▶ _Your objective_: Output the listing below, keeping each line exactly as it stands.

▶ _Information given_:
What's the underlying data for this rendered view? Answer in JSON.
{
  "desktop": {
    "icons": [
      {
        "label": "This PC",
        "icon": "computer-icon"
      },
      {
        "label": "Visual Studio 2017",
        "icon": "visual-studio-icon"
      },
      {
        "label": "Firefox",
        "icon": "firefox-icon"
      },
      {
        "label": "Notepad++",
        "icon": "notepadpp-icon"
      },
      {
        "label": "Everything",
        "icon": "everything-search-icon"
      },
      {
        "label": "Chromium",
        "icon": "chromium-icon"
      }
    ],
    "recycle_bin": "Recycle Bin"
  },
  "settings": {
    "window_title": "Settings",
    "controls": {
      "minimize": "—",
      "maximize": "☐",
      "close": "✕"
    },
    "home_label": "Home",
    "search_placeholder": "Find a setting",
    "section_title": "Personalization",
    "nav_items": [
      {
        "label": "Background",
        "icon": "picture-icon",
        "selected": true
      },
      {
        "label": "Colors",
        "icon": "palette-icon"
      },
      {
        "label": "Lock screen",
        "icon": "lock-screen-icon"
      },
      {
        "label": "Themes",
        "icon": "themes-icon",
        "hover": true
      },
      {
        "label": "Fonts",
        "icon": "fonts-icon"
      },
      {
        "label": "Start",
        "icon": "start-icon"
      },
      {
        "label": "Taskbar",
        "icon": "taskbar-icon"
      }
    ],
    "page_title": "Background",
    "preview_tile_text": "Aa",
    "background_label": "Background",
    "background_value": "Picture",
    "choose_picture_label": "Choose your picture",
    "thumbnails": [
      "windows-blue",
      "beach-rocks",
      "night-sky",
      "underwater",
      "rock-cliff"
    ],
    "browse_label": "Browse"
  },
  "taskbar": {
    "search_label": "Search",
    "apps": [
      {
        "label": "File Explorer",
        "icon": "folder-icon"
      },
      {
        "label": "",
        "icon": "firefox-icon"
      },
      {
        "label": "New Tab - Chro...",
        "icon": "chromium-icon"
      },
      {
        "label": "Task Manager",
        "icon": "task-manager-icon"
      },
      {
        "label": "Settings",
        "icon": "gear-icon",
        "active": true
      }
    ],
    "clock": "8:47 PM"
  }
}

▶ _Response to this task_:
What's the underlying data for this rendered view? Answer in JSON.
{
  "desktop": {
    "icons": [
      {
        "label": "This PC",
        "icon": "computer-icon"
      },
      {
        "label": "Visual Studio 2017",
        "icon": "visual-studio-icon"
      },
      {
        "label": "Firefox",
        "icon": "firefox-icon"
      },
      {
        "label": "Notepad++",
        "icon": "notepadpp-icon"
      },
      {
        "label": "Everything",
        "icon": "everything-search-icon"
      },
      {
        "label": "Chromium",
        "icon": "chromium-icon"
      }
    ],
    "recycle_bin": "Recycle Bin"
  },
  "settings": {
    "window_title": "Settings",
    "controls": {
      "minimize": "—",
      "maximize": "☐",
      "close": "✕"
    },
    "home_label": "Home",
    "search_placeholder": "Find a setting",
    "section_title": "Personalization",
    "nav_items": [
      {
        "label": "Background",
        "icon": "picture-icon",
        "selected": true
      },
      {
        "label": "Colors",
        "icon": "palette-icon"
      },
      {
        "label": "Lock screen",
        "icon": "lock-screen-icon"
      },
      {
        "label": "Themes",
        "icon": "themes-icon",
        "hover": true
      },
      {
        "label": "Fonts",
        "icon": "fonts-icon"
      },
      {
        "label": "Start",
        "icon": "start-icon"
      },
      {
        "label": "Taskbar",
        "icon": "taskbar-icon"
      }
    ],
    "page_title": "Background",
    "preview_tile_text": "Aa",
    "background_label": "Background",
    "background_value": "Picture",
    "choose_picture_label": "Choose your picture",
    "thumbnails": [
      "windows-blue",
      "beach-rocks",
      "night-sky",
      "underwater",
      "rock-cliff"
    ],
    "browse_label": "Browse"
  },
  "taskbar": {
    "search_label": "Search",
    "apps": [
      {
        "label": "File Explorer",
        "icon": "folder-icon"
      },
      {
        "label": "",
        "icon": "firefox-icon"
      },
      {
        "label": "New Tab - Chro...",
        "icon": "chromium-icon"
      },
      {
        "label": "Task Manager",
        "icon": "task-manager-icon"
      },
      {
        "label": "Settings",
        "icon": "gear-icon",
        "active": true
      }
    ],
    "clock": "8:47 PM"
  }
}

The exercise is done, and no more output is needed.